In other words, work being done by your system or work being done on your system.
And again, you can always use your physical intuition to make sure you have the sign of this correct.
So for example, we said that this graph describes a system that is at a constant pressure,
and then moves towards more volume, it's increasing its volume.
And you can think intuitively that, of course, the gas must be doing work pushing on the walls of its container,
making those walls go out to increase the volume of the system, meaning that this must be positive work done by your system.
The work done by the system that's a positive number is going to also be the energy lost by your system,
which we can see in the first equation that we've already introduced here,
that the change in the energy of your system will depend on the negative of the work done by the system,
again, just because the energy is being put into doing that amount of work.
If the pressure-volume curve is blue line, it's more complicated.
It might seem harder to find the work, but it turns out that the area under the curve argument that we just gave
will still apply no matter how complicated the pressure-volume line is.
It could be all sorts of a squiggly line or a curve like this one,
and the work done by the system will still be the entire area under the curve from the line down to the axis.
And this is how you would always find the work done by a system.
We can choose to keep different quantities constant as we change the volume and the pressure of our system.
So for example in this system right here, as the volume is changing, the pressure is staying constant.
When we have a constant pressure system, we call it an isobaric system.
So you can remember this in terms of barometer.
If you heard of a barometer, which is a way of measuring the pressure of a system --
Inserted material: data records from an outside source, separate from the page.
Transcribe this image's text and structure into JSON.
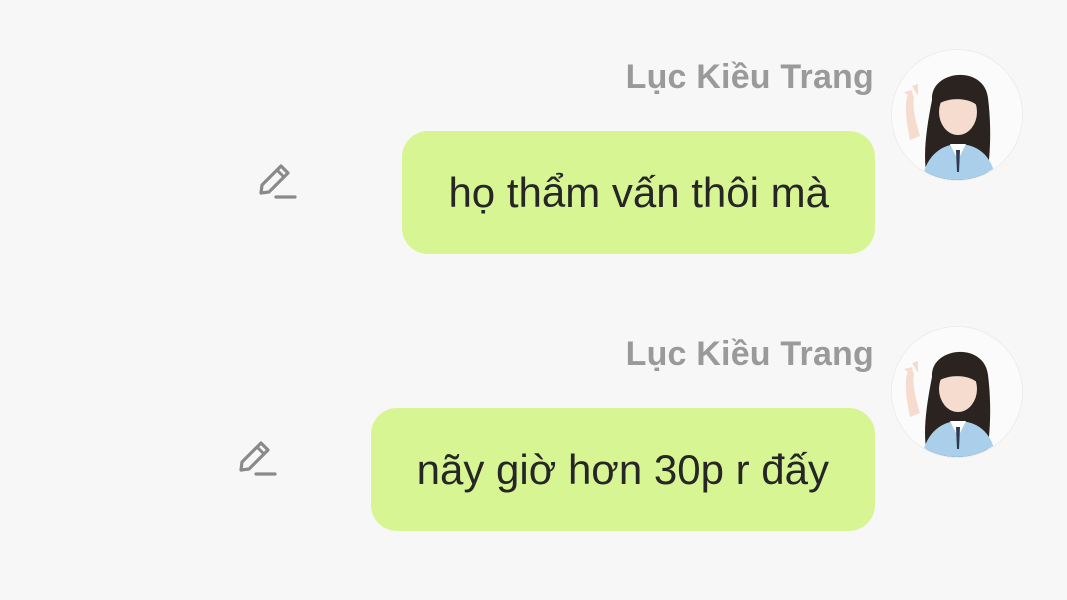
{
  "messages": [
    {
      "sender": "Lục Kiều Trang",
      "text": "họ thẩm vấn thôi mà",
      "avatar_icon": "user-avatar-photo",
      "action_icon": "pencil-edit-icon"
    },
    {
      "sender": "Lục Kiều Trang",
      "text": "nãy giờ hơn 30p r đấy",
      "avatar_icon": "user-avatar-photo",
      "action_icon": "pencil-edit-icon"
    }
  ],
  "colors": {
    "background": "#f7f7f7",
    "bubble": "#d8f594",
    "sender_text": "#9a9a9a",
    "message_text": "#262626",
    "icon": "#8a8a8a"
  }
}
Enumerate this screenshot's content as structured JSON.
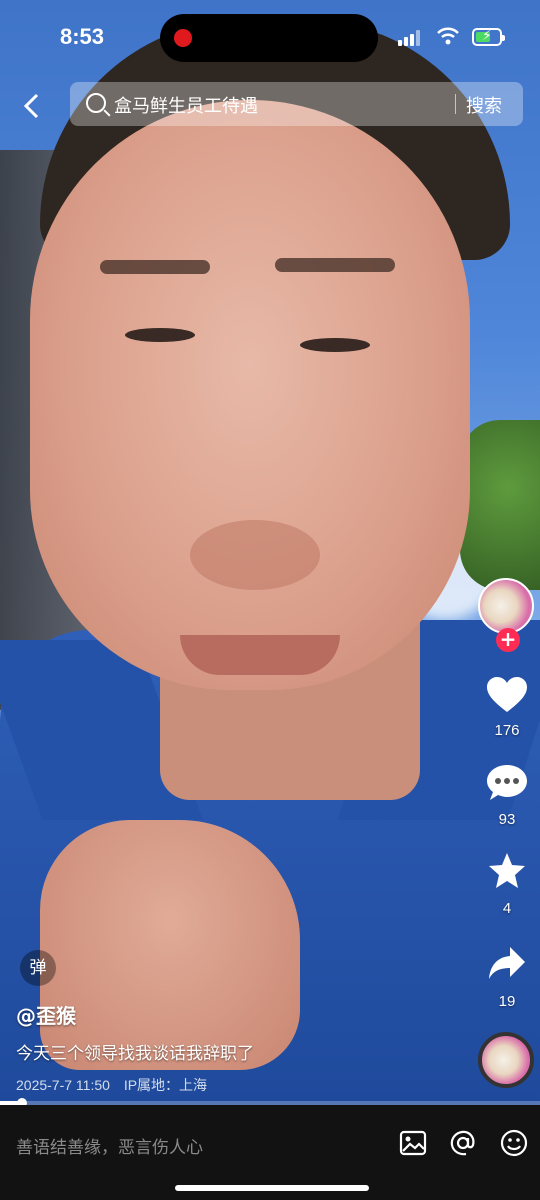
{
  "status_bar": {
    "time": "8:53"
  },
  "search": {
    "query": "盒马鲜生员工待遇",
    "button_label": "搜索"
  },
  "actions": {
    "likes": "176",
    "comments": "93",
    "favorites": "4",
    "shares": "19",
    "follow_symbol": "+"
  },
  "video": {
    "danmu_label": "弹",
    "author": "@歪猴",
    "caption": "今天三个领导找我谈话我辞职了",
    "date": "2025-7-7 11:50",
    "ip_location": "IP属地：上海",
    "progress": 0.04
  },
  "comment_bar": {
    "placeholder": "善语结善缘，恶言伤人心"
  },
  "colors": {
    "follow": "#fe2c55",
    "progress": "#ffffff",
    "bottom_bg": "#121212"
  },
  "icons": [
    "back-icon",
    "search-icon",
    "heart-icon",
    "comment-icon",
    "star-icon",
    "share-icon",
    "image-icon",
    "at-icon",
    "emoji-icon"
  ]
}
this is how weather people also measure the pressure of systems outside using a barometer.
We would say that the barometer, the pressure of the system is not changing, so it's isobaric,
meaning that the pressure is not changing as the volume or other variables in your system can change.
Another variable we could keep constant is instead the volume.
So if the volume stayed constant in this graph while the pressure increased, you could see we would just have a vertical line.
We call this an isochoric change. And this kind of change is much less common unless we're talking about a component of a cycle,
and we'll get to cycles very shortly.
We could also keep the temperature of our system the same.
So what happens if we have the temperature of the systems staying constant while the pressure in volume are changing?
Going back to our chapter on gases we already talked about Boyle's Law,
Where Boyle's Law was something that came from experiments where the temperature was held constant for a given system.
while the pressure and the volume of the system were allowed to change.
So we already know exactly the equation, the expression for this.
And we can see that on our pressure-volume diagram,
it follows the exact same shape that we saw back when we were discussing gases and isothermal changes.
Finally, we could have what's called an adiabatic change.
In an adiabatic change, what were saying is that we don't add any heat to the system.
So if we have no heat transfer either into the system or out of the system,
then the change in the energy of the system will simple be equal to,
minus the work done by the equation that we already introduced for the change of energy of a system.
So this line that you can see here.
The pressure volume curve is going to be slightly different than it was for those isothermal curves that were given by Boyle's Law.
So it's good to know that for these isothermal changes,
these red lines where we're keeping the temperature of our system constant
the adiabatic lines sometime called an adiabat, will lie between the two isotherms --
one defined by the beginning point and one defined by the end point.
Because again, for an adiabatic change we're not allowing any energy, any heat energy to be added to or subtracted from the system,
which means it is not able to maintain the same amount of internal energy
because we're not allowing it to change the heat while its work is changing.